### WHAT IS NEEDED
Determine the number of lines below that contain the string "pubspec", and state only that number.

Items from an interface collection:
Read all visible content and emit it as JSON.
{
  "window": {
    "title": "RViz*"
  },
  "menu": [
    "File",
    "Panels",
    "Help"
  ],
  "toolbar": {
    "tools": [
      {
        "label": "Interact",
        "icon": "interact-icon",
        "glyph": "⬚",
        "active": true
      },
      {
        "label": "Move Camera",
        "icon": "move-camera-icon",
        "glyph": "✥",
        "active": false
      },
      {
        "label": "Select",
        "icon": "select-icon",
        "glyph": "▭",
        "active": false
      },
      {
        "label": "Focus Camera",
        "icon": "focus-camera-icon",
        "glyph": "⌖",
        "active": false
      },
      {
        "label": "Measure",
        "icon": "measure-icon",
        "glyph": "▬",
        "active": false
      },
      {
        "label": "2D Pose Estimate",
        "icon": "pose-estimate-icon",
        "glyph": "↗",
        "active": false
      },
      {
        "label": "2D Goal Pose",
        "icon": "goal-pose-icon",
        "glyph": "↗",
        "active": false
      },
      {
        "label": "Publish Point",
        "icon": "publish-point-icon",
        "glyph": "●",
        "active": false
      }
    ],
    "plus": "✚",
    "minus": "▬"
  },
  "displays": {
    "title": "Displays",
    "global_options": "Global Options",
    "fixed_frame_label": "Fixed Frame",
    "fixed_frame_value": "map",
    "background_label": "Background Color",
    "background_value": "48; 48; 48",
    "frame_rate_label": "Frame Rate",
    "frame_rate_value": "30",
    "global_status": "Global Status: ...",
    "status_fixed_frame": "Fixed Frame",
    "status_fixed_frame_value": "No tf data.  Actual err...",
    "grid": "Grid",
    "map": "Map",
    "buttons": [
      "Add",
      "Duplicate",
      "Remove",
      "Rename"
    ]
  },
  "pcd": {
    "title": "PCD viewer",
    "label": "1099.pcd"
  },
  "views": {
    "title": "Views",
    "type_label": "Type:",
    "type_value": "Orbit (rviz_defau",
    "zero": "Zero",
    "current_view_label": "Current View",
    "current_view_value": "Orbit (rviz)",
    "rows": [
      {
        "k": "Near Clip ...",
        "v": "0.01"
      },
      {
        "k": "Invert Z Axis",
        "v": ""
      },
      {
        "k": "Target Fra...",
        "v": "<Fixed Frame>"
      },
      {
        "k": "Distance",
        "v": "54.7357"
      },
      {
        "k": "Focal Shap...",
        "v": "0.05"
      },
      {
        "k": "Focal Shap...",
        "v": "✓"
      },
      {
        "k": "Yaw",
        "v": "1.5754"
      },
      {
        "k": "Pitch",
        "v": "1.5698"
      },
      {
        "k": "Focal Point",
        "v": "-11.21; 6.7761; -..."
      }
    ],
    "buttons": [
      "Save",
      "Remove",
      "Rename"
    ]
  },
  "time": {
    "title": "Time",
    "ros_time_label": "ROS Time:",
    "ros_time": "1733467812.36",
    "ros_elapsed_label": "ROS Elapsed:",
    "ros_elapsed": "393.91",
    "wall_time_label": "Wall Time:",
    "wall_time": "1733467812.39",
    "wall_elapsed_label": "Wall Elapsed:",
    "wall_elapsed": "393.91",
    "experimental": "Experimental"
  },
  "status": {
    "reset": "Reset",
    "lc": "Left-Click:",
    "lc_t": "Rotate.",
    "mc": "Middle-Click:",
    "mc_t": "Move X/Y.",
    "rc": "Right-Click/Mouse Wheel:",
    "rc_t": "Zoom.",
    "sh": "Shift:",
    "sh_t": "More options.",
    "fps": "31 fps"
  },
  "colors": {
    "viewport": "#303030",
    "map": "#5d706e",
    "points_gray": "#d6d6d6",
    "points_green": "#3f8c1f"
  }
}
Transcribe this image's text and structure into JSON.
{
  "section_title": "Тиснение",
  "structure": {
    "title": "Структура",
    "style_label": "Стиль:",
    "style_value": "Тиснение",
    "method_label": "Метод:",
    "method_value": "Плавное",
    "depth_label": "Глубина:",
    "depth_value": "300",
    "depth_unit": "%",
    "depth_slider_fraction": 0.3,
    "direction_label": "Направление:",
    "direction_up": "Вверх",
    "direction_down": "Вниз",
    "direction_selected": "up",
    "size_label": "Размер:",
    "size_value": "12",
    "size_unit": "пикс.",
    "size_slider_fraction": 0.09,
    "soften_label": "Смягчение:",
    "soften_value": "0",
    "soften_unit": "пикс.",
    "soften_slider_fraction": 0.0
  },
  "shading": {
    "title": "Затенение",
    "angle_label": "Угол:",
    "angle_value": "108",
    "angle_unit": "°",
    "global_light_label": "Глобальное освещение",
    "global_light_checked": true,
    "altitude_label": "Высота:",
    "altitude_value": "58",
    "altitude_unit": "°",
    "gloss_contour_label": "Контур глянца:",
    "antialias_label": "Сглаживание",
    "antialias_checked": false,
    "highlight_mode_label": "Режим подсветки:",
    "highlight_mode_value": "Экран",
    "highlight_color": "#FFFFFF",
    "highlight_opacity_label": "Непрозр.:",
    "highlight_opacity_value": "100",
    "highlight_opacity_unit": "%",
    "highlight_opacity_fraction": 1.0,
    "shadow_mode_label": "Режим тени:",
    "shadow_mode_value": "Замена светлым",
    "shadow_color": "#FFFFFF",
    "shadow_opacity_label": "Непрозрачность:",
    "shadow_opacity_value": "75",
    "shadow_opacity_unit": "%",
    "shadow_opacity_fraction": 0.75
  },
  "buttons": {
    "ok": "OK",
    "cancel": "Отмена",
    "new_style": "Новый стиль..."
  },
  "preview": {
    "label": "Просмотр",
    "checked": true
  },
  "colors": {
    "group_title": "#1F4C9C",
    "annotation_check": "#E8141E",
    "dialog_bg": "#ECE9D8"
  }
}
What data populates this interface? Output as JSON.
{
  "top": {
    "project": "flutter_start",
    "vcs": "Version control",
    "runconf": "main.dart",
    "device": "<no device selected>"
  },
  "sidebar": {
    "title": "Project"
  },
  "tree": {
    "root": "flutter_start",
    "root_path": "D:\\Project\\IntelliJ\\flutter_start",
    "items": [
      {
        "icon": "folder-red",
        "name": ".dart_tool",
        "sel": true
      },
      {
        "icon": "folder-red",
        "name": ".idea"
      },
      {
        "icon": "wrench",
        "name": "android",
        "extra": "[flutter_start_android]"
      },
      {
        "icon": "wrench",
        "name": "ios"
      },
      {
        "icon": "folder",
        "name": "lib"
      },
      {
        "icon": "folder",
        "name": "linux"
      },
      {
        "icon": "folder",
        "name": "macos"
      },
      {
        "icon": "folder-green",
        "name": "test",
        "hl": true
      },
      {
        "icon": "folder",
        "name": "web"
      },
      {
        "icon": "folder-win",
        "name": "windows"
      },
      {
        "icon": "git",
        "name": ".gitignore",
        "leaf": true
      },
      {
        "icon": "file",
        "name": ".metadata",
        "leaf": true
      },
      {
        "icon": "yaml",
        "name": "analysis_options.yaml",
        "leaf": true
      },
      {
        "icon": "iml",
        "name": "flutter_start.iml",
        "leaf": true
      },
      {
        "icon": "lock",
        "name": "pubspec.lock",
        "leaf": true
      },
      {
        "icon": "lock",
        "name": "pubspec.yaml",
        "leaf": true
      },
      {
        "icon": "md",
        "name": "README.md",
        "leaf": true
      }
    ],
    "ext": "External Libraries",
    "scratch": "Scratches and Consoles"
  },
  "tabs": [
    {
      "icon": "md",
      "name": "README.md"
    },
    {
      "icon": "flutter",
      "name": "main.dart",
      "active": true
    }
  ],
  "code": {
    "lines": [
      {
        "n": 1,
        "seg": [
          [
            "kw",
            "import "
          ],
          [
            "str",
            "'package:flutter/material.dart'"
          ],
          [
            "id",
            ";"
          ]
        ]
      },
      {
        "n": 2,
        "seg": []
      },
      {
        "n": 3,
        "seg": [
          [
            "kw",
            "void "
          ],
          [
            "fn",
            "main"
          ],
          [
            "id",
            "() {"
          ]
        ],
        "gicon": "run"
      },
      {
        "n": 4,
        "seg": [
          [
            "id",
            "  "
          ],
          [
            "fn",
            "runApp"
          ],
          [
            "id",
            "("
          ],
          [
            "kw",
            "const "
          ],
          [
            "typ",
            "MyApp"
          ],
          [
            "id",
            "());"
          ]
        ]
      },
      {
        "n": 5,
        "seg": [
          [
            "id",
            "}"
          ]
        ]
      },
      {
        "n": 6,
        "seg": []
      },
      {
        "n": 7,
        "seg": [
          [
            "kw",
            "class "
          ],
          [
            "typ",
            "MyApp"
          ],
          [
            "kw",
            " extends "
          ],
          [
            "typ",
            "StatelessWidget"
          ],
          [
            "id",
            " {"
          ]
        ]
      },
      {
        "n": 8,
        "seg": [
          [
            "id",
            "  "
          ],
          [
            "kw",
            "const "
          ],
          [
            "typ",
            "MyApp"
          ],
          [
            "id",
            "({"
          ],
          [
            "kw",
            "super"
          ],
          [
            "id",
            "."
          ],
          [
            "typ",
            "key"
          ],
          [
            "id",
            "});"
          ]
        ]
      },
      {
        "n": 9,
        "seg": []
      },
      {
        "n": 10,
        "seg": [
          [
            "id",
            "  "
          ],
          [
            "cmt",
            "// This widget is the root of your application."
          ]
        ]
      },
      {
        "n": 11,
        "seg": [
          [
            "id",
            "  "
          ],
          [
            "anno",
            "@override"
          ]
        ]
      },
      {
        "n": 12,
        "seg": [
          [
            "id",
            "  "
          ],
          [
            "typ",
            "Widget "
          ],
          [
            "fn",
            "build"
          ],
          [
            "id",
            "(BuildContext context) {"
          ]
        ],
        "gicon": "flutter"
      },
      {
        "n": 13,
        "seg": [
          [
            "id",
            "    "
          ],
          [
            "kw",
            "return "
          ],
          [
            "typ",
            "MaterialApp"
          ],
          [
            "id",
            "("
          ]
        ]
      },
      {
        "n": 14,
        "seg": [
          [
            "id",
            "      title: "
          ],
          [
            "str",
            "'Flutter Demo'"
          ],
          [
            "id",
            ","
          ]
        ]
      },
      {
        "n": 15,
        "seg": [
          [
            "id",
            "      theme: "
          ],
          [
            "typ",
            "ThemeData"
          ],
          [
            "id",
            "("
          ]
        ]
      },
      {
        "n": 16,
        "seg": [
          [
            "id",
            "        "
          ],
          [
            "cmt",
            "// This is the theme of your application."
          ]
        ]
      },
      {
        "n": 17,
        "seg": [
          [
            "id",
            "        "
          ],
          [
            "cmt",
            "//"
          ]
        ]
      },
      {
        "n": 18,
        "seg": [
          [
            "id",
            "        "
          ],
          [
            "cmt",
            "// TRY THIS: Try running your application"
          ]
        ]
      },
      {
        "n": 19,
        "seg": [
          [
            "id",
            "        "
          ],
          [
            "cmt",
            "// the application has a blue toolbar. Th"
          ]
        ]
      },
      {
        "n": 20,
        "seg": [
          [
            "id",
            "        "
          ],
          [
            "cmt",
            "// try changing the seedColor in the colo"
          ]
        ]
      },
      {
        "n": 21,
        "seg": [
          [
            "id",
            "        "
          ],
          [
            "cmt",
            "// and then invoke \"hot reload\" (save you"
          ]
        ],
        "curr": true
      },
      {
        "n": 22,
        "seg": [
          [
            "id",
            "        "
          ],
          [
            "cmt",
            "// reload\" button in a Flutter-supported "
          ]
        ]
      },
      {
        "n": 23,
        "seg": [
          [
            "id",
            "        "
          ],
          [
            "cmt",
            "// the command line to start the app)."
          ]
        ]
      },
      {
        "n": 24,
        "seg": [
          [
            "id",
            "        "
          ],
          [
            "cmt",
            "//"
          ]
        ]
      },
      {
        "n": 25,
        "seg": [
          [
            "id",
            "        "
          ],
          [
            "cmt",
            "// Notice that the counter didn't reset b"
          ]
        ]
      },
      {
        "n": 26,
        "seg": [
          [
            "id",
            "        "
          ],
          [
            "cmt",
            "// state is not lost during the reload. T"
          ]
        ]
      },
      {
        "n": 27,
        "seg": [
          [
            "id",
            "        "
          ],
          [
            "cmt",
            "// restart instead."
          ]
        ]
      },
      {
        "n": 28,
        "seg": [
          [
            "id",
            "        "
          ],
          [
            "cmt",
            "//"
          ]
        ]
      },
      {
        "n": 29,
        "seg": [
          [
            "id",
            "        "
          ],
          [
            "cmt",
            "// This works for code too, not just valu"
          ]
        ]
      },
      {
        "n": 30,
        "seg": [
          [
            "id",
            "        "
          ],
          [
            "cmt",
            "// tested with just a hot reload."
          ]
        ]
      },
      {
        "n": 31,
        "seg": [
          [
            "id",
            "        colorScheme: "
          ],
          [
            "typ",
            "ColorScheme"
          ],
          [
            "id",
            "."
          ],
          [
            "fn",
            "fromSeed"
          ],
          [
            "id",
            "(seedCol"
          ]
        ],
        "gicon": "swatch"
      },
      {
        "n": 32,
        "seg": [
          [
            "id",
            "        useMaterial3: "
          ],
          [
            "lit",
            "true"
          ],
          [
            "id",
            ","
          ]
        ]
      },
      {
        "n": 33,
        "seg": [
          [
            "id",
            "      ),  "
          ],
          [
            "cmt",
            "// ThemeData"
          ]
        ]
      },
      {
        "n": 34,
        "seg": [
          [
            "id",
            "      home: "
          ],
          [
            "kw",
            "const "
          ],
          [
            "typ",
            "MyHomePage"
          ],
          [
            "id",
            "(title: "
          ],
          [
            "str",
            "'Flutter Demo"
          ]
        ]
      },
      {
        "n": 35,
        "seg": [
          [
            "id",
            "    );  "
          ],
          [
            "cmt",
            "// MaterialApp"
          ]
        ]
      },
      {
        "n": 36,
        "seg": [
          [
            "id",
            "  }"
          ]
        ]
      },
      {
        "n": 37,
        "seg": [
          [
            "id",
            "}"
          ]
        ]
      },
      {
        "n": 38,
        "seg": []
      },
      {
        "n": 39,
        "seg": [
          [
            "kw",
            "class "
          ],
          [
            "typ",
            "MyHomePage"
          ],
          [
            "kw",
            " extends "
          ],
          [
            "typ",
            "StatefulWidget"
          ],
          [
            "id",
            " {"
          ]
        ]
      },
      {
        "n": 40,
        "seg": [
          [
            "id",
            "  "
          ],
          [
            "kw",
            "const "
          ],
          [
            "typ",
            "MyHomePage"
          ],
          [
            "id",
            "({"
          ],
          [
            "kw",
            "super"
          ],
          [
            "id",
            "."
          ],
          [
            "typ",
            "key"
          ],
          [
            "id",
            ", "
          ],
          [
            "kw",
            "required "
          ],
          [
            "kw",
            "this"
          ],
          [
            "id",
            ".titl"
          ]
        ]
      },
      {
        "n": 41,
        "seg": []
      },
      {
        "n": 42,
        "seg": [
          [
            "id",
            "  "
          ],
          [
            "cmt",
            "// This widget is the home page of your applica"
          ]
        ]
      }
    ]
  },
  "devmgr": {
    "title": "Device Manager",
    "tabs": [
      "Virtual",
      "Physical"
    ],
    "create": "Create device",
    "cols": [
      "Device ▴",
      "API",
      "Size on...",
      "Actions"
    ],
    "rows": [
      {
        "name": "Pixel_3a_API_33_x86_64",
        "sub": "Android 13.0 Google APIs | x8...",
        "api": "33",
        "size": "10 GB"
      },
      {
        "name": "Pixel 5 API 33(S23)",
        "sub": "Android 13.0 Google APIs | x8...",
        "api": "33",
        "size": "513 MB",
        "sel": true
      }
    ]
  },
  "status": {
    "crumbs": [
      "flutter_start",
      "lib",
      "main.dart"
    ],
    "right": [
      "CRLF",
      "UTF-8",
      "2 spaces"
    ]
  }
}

### FINAL ANSWER
2